■ **WHAT THE TASK ASKS**
Every line in the records below that holds "Stock" must be identified and copied.

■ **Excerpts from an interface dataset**
*** Begin section ***

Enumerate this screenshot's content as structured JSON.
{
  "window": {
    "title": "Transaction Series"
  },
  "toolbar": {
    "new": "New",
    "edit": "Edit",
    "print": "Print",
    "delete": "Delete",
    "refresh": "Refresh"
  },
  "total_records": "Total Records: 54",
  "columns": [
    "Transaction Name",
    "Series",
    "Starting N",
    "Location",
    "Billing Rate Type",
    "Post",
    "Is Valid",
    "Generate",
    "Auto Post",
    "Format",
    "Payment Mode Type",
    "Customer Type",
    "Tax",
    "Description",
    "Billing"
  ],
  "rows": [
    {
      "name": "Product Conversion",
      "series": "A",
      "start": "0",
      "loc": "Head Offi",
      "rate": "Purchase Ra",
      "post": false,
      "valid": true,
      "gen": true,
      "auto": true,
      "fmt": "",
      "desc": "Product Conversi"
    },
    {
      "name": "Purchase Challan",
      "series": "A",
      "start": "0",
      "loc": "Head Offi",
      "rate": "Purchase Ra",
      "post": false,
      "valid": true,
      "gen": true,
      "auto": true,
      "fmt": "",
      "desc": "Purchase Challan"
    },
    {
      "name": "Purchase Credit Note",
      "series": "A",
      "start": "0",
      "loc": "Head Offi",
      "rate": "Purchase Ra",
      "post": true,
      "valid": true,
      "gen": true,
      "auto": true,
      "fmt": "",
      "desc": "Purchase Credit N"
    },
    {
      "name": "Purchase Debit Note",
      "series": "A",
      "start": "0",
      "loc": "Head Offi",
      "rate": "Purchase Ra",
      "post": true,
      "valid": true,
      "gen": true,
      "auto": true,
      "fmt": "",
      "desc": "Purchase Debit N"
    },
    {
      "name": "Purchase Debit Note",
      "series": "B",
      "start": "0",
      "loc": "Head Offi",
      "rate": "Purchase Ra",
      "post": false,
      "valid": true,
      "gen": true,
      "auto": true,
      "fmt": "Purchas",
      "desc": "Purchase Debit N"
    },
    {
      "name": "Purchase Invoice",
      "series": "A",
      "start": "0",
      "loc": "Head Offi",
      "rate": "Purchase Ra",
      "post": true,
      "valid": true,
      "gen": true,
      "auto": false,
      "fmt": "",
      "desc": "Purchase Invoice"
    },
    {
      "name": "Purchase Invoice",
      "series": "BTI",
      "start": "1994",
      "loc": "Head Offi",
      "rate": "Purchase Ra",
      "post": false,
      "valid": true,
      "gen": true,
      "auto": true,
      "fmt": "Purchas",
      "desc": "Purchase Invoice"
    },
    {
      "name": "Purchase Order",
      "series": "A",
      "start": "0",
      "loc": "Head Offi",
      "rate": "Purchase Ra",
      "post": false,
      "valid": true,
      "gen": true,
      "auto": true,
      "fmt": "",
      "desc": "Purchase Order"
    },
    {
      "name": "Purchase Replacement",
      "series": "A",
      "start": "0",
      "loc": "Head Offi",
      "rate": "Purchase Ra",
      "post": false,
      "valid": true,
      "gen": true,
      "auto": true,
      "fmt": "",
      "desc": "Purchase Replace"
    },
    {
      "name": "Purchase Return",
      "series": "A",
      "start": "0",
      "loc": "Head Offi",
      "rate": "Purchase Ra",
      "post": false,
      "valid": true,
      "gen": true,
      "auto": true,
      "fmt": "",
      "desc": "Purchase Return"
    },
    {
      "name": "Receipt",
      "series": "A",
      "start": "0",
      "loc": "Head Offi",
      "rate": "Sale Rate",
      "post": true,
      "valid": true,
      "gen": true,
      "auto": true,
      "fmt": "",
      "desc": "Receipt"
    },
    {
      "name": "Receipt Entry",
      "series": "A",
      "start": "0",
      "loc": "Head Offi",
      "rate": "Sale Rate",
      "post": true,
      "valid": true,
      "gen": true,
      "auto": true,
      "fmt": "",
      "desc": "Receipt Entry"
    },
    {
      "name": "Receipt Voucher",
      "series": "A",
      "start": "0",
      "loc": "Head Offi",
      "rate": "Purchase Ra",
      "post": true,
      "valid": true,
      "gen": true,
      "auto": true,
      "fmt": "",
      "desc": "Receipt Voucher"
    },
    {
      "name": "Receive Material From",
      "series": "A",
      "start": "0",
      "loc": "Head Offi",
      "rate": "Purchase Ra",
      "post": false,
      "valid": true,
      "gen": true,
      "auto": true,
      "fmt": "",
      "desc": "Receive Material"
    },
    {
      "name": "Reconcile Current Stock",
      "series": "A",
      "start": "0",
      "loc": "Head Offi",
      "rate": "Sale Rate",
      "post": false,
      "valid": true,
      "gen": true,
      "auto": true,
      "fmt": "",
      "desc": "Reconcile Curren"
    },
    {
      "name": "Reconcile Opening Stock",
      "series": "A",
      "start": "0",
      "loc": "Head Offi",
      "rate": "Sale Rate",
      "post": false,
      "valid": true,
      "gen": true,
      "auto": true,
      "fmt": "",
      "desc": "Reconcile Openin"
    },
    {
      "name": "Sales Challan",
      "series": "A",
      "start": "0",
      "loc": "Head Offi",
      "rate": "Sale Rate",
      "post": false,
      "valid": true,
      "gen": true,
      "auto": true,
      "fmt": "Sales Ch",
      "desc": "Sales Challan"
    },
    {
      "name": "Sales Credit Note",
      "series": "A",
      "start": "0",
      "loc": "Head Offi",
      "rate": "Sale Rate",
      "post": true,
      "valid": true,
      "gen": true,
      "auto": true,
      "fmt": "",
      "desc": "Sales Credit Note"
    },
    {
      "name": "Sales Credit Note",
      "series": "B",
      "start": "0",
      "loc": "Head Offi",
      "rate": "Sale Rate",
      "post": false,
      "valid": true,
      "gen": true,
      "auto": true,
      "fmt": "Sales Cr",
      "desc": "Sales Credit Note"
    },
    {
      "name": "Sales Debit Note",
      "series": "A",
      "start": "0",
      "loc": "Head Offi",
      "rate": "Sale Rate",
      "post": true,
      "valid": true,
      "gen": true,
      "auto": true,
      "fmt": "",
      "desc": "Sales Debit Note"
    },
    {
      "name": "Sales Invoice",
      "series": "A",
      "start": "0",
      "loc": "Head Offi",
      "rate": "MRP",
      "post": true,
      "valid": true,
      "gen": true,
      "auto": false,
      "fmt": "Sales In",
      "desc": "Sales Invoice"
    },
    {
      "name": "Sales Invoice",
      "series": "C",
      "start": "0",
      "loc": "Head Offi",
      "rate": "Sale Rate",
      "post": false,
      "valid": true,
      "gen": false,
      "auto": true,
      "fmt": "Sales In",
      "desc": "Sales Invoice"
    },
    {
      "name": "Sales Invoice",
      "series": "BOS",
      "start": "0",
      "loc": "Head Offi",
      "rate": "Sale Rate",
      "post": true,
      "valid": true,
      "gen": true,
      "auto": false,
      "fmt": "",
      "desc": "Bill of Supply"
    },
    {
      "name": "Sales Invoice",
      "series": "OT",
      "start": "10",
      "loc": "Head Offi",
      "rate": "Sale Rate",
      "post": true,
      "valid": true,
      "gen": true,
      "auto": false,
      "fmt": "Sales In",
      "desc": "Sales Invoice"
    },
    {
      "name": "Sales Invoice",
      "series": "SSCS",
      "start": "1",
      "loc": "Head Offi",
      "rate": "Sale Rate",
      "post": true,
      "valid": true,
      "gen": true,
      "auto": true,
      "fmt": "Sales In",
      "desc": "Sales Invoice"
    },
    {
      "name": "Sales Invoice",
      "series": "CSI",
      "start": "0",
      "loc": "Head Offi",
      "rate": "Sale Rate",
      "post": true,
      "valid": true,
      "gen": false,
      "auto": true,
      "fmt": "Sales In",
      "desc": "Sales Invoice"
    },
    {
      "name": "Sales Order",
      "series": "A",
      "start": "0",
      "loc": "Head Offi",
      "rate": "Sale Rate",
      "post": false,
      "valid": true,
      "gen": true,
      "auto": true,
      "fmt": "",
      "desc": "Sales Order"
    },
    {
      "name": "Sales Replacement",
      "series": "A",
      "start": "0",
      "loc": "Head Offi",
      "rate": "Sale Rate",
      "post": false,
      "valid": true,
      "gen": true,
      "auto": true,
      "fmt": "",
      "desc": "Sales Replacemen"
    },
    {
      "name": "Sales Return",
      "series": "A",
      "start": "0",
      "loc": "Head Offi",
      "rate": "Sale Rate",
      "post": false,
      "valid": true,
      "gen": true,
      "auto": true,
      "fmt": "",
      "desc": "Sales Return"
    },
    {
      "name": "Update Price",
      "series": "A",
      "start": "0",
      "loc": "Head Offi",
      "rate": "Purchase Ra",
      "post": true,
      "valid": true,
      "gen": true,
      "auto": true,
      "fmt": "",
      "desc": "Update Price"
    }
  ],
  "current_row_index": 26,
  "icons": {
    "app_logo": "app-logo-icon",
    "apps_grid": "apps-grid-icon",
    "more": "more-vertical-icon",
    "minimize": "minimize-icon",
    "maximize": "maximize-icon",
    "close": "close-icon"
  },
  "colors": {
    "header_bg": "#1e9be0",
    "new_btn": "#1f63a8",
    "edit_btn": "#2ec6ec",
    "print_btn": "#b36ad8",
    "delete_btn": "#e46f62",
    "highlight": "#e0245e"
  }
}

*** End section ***

■ **ANSWER SPACE**
      "name": "Reconcile Current Stock",
      "name": "Reconcile Opening Stock",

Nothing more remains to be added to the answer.